Sometimes I wonder if editing is ruining my ability to read for fun. There are some books I struggle to get through because I notice so many errors, or so many ways to just make it better. But then I read an awesome book (most recently, The Martian – SO GOOD) and realize – no, editing is NOT ruining my pleasure reading, I am just sometimes choosing books that aren’t particularly well done.
I have two thoughts/feelings about that.
- One: sadness! I read one book recently in particular that had a great storyline and some really relatable characters. I was invested – but it suffered from a lack of adequate copy editing and proofreading. I just can’t read the rest of the books in the series now, nor can I recommend the book to others. Sad – because there’s so much potential.
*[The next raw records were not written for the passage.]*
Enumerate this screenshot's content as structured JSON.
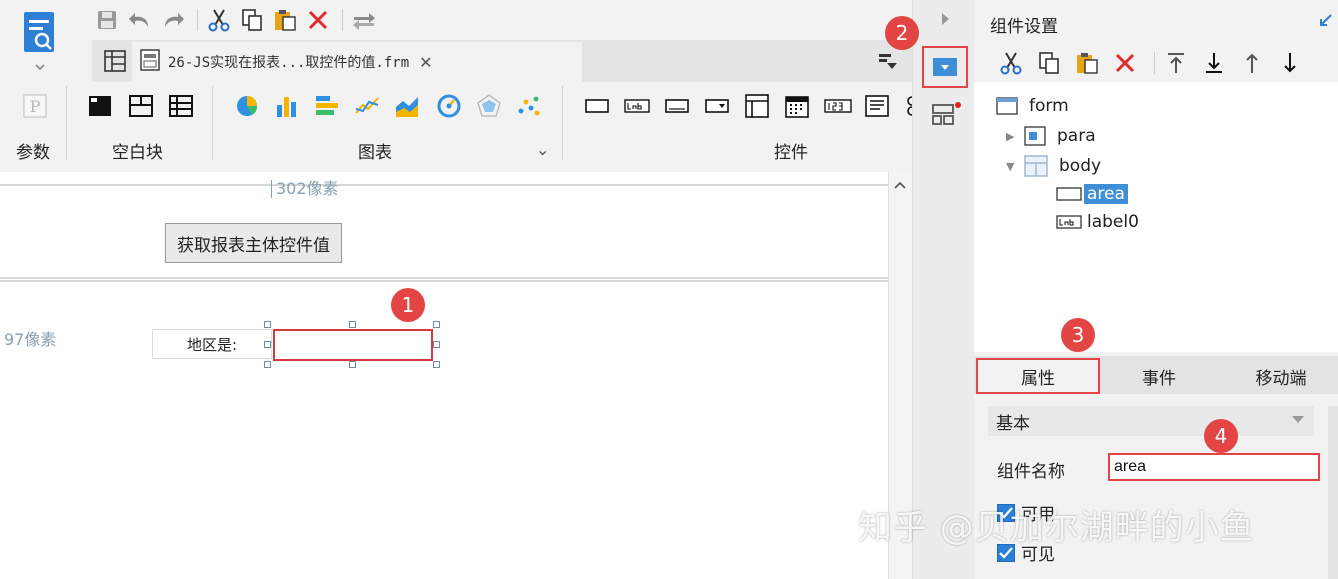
{
  "document_tab": {
    "title": "26-JS实现在报表...取控件的值.frm",
    "close": "✕"
  },
  "ribbon": {
    "groups": [
      {
        "label": "参数"
      },
      {
        "label": "空白块"
      },
      {
        "label": "图表"
      },
      {
        "label": "控件"
      }
    ],
    "param_icon_text": "P",
    "chart_expand": "⌄"
  },
  "canvas": {
    "width_ruler": "302像素",
    "height_ruler": "97像素",
    "button_label": "获取报表主体控件值",
    "area_label": "地区是:"
  },
  "markers": [
    "1",
    "2",
    "3",
    "4"
  ],
  "right_panel": {
    "title": "组件设置",
    "tree": [
      {
        "label": "form"
      },
      {
        "label": "para"
      },
      {
        "label": "body"
      },
      {
        "label": "area"
      },
      {
        "label": "label0"
      }
    ],
    "tabs": [
      "属性",
      "事件",
      "移动端"
    ],
    "section": "基本",
    "name_label": "组件名称",
    "name_value": "area",
    "checkbox_enabled": "可用",
    "checkbox_visible": "可见"
  },
  "watermark": "知乎 @贝加尔湖畔的小鱼",
  "colors": {
    "accent_red": "#e34544",
    "select_blue": "#3f8fd8"
  }
}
- Two: awe! The more I edit and beta read, the more I appreciate the effort that goes into writing a good book. The author needs to have ideas and a talent for storytelling, yes. But what sets the really good books apart, I think, probably comes down to the crazy amount of tedious effort it takes for authors and editors to work together and thoroughly edit — and then proofread — the text. ESPECIALLY for super long books.
Anyways, these are some of my random musings. I have a lot more, of course, but this is enough for today.
I’d love to hear what others think about this! Please, chime in via comments!
A couple of weeks ago I participated in a webinar run by the Editorial Freelancers Association (EFA) on copyediting fiction. It was taught by Amy Schneider, who has been copyediting for over two decades. This was my first foray into editing-specific professional development, and I was pleased with the course. Amy described it as “a look over one editor’s shoulders,” which was right on target.
My primary take-away from the webinar is that I am intuitively good at copyediting. (Yup, I just patted myself on the back.) My mind just works the right way for the job, which is probably why I enjoy it so much. Much of Amy’s process and the things she says to look for I already do – I’ve learned it on the job. For instance, when I first started out I didn’t pre-read a manuscript before beginning to edit. I quickly realized I would be much more effective if I did so; this is something Amy described as standard practice for her. Additionally, looking for inconsistencies throughout the document (such as “e-mail” or “email”?) seemed to me to be just an obvious part of the job and something I do when proofreading as well.
Second, the presentation sort of cemented what I had previously only grudgingly accepted but now welcome with open arms: fiction writing is not bound by the same style conventions as nonfiction. Sure, I can use the Chicago Manual of Style as a guide, but hard-and-fast grammar rules just don’t really exist in fiction. Each author has his own voice, and it’s my job as an editor to ensure that voice is consistent throughout, not to, as Amy called it, “edit the life out of the prose.”
Finally, I learned a lot about editorial efficiency. I already do some of the process things Amy mentioned (though without the official-sounding names she had for them), but I can certainly benefit from learning about tools like Microsoft Word macros that can speed up the process. Though I charge by word and not by hour, my clients and I each benefit if I can be more efficient.
In sum, I enjoyed the webinar and will certainly look at taking more of the EFA’s courses in the future. And: I rock as a copyeditor.